05 Domains and Axes
impulse can display waveforms using multiple domains (e.g., time and frequency) in one view. If your signals are using the same domain, it allows you to display them on multiple axes.
When you open a file in impulse, it is possible that it contains signals with multiple domains (e.g., time and frequency). impulse allows you to show them all in a single view.
The actual axis uses the domain of the selected signals; for example, if you select a signal that has a time domain, then the axis will show nanoseconds or another measurement of time. Those signals whose axes are displayed look normal, and those based on a different domain (e.g., frequency) are coloured in a light grey. Furthermore, you can see which domain is displayed when you look at the cursor. It is only shown in colour for those signals that come from the domain that is used in the axis. With all other signals, it is displayed only with grey lines.
If you have signals from the same domain but, nevertheless, want to show them on a different axis (e.g., to see the total and a snippet, side by side), then you have to create a new folder for the chosen signals. To create a folder, you right click the view, choose "Add" and then "Folder". In the dialogue that now opens, you click "Dedicated Axis" and then add signals by dragging and dropping them to the folder. Now you can vary the way that those signals are displayed from the others; for example, you can zoom in and out to gain a general overview of the signal or a close-up view of a section. A 'star' is added to the folder icon when you set the dedicated axis.

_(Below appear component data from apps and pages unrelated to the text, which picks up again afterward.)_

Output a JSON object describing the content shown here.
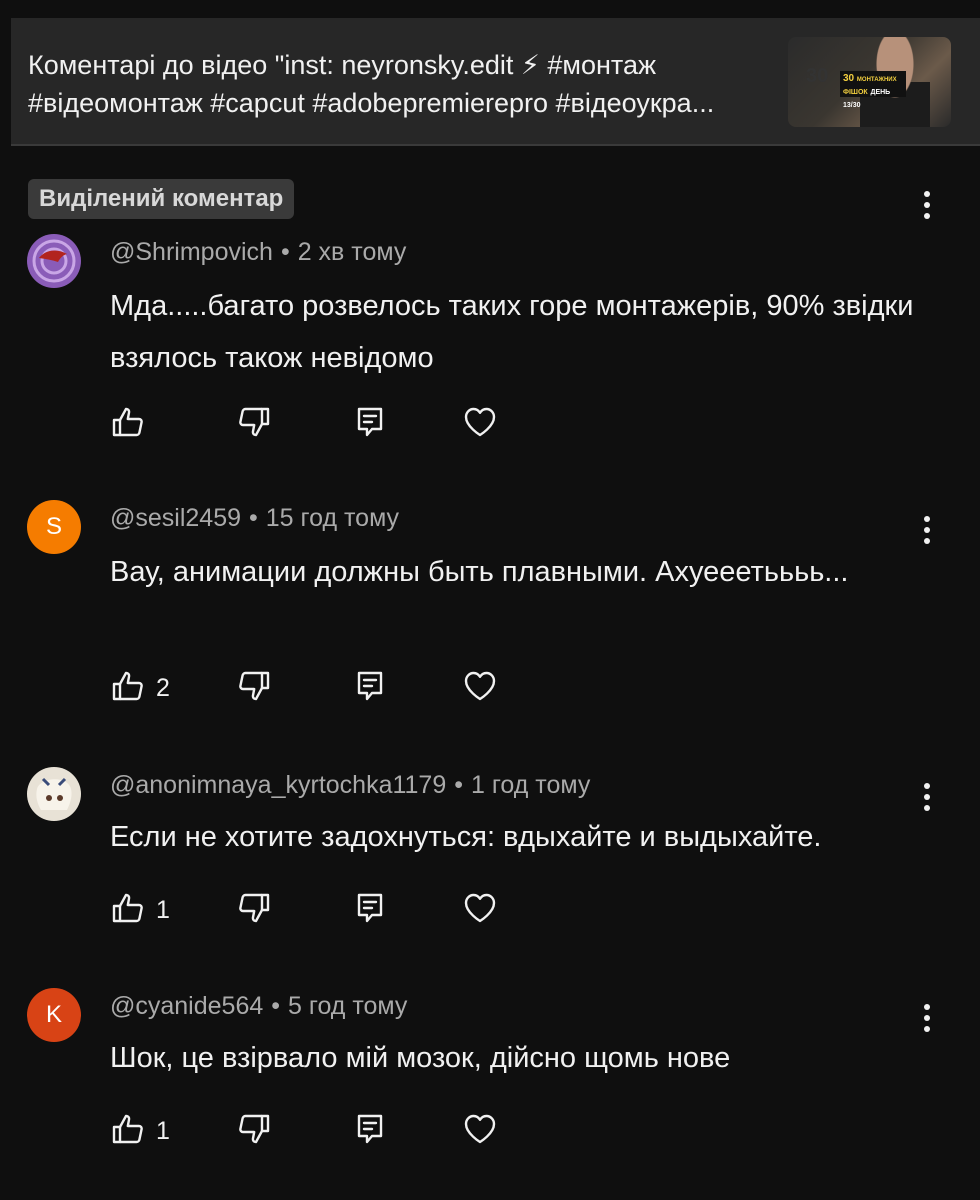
{
  "video": {
    "title": "Коментарі до відео \"inst: neyronsky.edit ⚡ #монтаж #відеомонтаж #capcut #adobepremierepro #відеоукра...",
    "thumbnail": {
      "badge_number": "30",
      "badge_line1": "МОНТАЖНИХ",
      "badge_line2": "ФІШОК",
      "badge_day": "ДЕНЬ 13/30"
    }
  },
  "highlighted_label": "Виділений коментар",
  "comments": [
    {
      "author": "@Shrimpovich",
      "time": "2 хв тому",
      "text": "Мда.....багато розвелось таких горе монтажерів, 90% звідки взялось також невідомо",
      "likes": "",
      "avatar_type": "image",
      "avatar_letter": "",
      "avatar_color": "#7a4ea0"
    },
    {
      "author": "@sesil2459",
      "time": "15 год тому",
      "text": "Вау, анимации должны быть плавными. Ахуееетьььь...",
      "likes": "2",
      "avatar_type": "letter",
      "avatar_letter": "S",
      "avatar_color": "#f57c00"
    },
    {
      "author": "@anonimnaya_kyrtochka1179",
      "time": "1 год тому",
      "text": "Если не хотите задохнуться: вдыхайте и выдыхайте.",
      "likes": "1",
      "avatar_type": "image",
      "avatar_letter": "",
      "avatar_color": "#e8e2d6"
    },
    {
      "author": "@cyanide564",
      "time": "5 год тому",
      "text": "Шок, це взірвало мій мозок, дійсно щомь нове",
      "likes": "1",
      "avatar_type": "letter",
      "avatar_letter": "K",
      "avatar_color": "#d84315"
    }
  ],
  "icons": {
    "like": "thumb-up-icon",
    "dislike": "thumb-down-icon",
    "reply": "reply-icon",
    "heart": "heart-icon",
    "more": "more-vert-icon"
  },
  "colors": {
    "background": "#0f0f0f",
    "header": "#272727",
    "meta_text": "#aaaaaa"
  }
}
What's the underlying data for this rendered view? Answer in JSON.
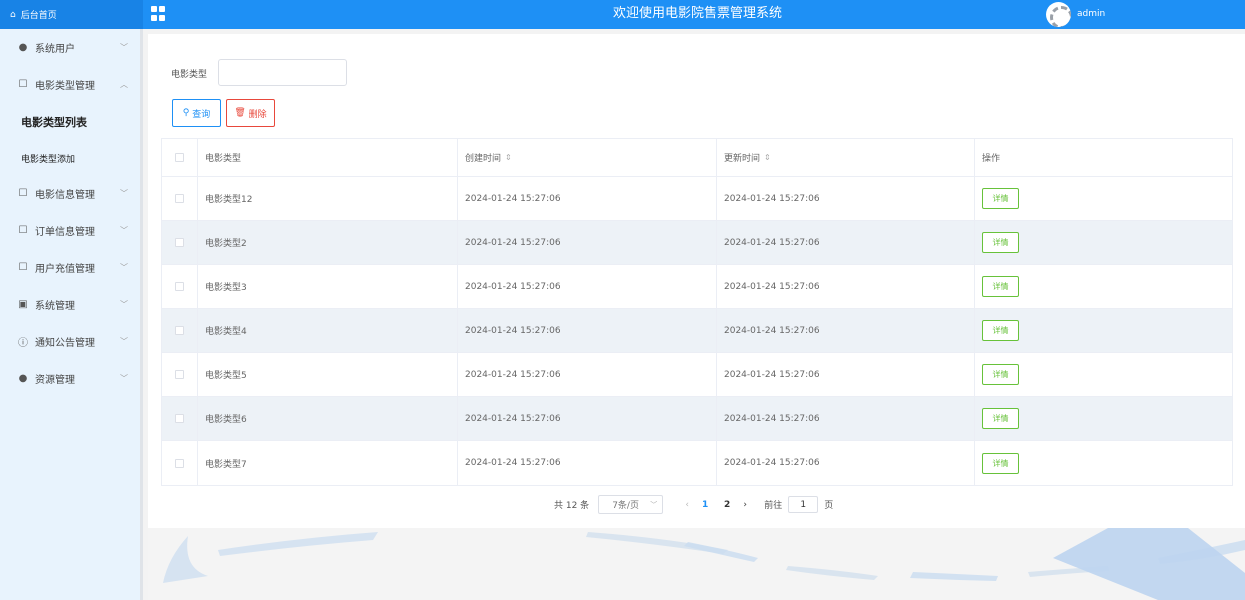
{
  "header": {
    "brand_label": "后台首页",
    "title": "欢迎使用电影院售票管理系统",
    "username": "admin",
    "colors": {
      "primary": "#1e90f5",
      "brand_bg": "#1883e6"
    }
  },
  "sidebar": {
    "items": [
      {
        "label": "系统用户",
        "icon": "user-icon"
      },
      {
        "label": "电影类型管理",
        "icon": "external-link-icon"
      },
      {
        "label": "电影信息管理",
        "icon": "external-link-icon"
      },
      {
        "label": "订单信息管理",
        "icon": "external-link-icon"
      },
      {
        "label": "用户充值管理",
        "icon": "external-link-icon"
      },
      {
        "label": "系统管理",
        "icon": "picture-icon"
      },
      {
        "label": "通知公告管理",
        "icon": "info-circle-icon"
      },
      {
        "label": "资源管理",
        "icon": "bulb-icon"
      }
    ],
    "sub_items": [
      {
        "label": "电影类型列表",
        "active": true
      },
      {
        "label": "电影类型添加",
        "active": false
      }
    ]
  },
  "filter": {
    "label": "电影类型",
    "value": "",
    "query_label": "查询",
    "delete_label": "删除"
  },
  "table": {
    "columns": [
      "电影类型",
      "创建时间",
      "更新时间",
      "操作"
    ],
    "rows": [
      {
        "type": "电影类型12",
        "created": "2024-01-24 15:27:06",
        "updated": "2024-01-24 15:27:06",
        "action": "详情"
      },
      {
        "type": "电影类型2",
        "created": "2024-01-24 15:27:06",
        "updated": "2024-01-24 15:27:06",
        "action": "详情"
      },
      {
        "type": "电影类型3",
        "created": "2024-01-24 15:27:06",
        "updated": "2024-01-24 15:27:06",
        "action": "详情"
      },
      {
        "type": "电影类型4",
        "created": "2024-01-24 15:27:06",
        "updated": "2024-01-24 15:27:06",
        "action": "详情"
      },
      {
        "type": "电影类型5",
        "created": "2024-01-24 15:27:06",
        "updated": "2024-01-24 15:27:06",
        "action": "详情"
      },
      {
        "type": "电影类型6",
        "created": "2024-01-24 15:27:06",
        "updated": "2024-01-24 15:27:06",
        "action": "详情"
      },
      {
        "type": "电影类型7",
        "created": "2024-01-24 15:27:06",
        "updated": "2024-01-24 15:27:06",
        "action": "详情"
      }
    ]
  },
  "pagination": {
    "total": "共 12 条",
    "page_size": "7条/页",
    "pages": [
      "1",
      "2"
    ],
    "current_page": "1",
    "goto_prefix": "前往",
    "goto_value": "1",
    "goto_suffix": "页"
  }
}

There are two types of axis. One is the linear, which is the normal case and the other is log10. When you choose log10, the value appears in the same intervals but increases tenfold.
Moving the axis

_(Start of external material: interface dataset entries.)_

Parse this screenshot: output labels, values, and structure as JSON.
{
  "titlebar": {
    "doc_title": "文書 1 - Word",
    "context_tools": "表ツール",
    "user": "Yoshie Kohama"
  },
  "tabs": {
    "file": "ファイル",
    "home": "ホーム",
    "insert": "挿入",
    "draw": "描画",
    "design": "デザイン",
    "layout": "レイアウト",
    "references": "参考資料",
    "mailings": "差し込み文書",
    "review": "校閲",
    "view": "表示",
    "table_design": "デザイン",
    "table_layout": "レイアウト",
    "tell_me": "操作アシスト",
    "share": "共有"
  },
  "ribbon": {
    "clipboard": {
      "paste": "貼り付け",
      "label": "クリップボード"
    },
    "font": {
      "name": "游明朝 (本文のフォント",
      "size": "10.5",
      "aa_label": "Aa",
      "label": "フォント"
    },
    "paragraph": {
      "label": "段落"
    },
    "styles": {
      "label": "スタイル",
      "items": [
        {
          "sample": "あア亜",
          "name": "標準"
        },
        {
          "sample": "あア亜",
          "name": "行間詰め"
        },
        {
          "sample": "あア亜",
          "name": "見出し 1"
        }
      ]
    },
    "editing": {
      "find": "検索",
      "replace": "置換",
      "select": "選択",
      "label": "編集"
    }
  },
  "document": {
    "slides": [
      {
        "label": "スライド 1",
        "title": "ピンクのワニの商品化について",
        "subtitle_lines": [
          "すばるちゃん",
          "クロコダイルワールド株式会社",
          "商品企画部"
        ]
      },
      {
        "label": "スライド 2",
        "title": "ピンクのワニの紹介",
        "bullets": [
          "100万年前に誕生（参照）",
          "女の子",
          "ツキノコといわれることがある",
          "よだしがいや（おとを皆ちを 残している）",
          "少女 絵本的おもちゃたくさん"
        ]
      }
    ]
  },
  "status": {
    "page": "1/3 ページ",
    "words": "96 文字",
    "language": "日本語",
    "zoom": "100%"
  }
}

There are four ways to move your axis. When you click the axis and hold it, you can move it to view its different parts. You can also use the scrollbar to move the axis. Furthermore, you can move the axis by clicking on the graph, and by using SHIFT and the wheel.
In or Out
Looking at the track of the axis, you can see in which domain areas are the locations of your signals. The colour of this area is usually light/dark grey depending on if its in or outside of signals.
With the view dialogue, you can choose settings for the domain axis and the domain base. There are two different modes that you can use for the domain base. The default setting is "Use signal domain base". impulse determines a domain base from the signal. If you do not want the determined domain, or there are none that you want, then you click "Override domain base with". With this option, you have to set a domain base yourself.
The folder dialogue is similar to the view dialogue. You have three domain axis options that you can select. "No dedicated axis" is the default, and the global axis is displayed, "Dedicated axis" is the setting that you choose when you want an axis especially for this folder that is independent of the other axes and "Dedicated axis with overriding domain base" is the setting you choose if your axis should be independent of the others and you also want to set a specific domain base.
How are domain values represented in impulse ?
- Time, Frequency,... define the multiple domain classes used in impulse.
- The actual domain base also gets a unit, depending on the class and with the option of milliseconds, seconds, nanoseconds, etc., for the time domain class.
- impulse uses 64-bit signed integer values as domain values (the multiple of its domain base).
Find more in chapter: 02 Signal Basics.
When no range set, the signal would be drawn to its extent. You might use the context menu to set the range automatically.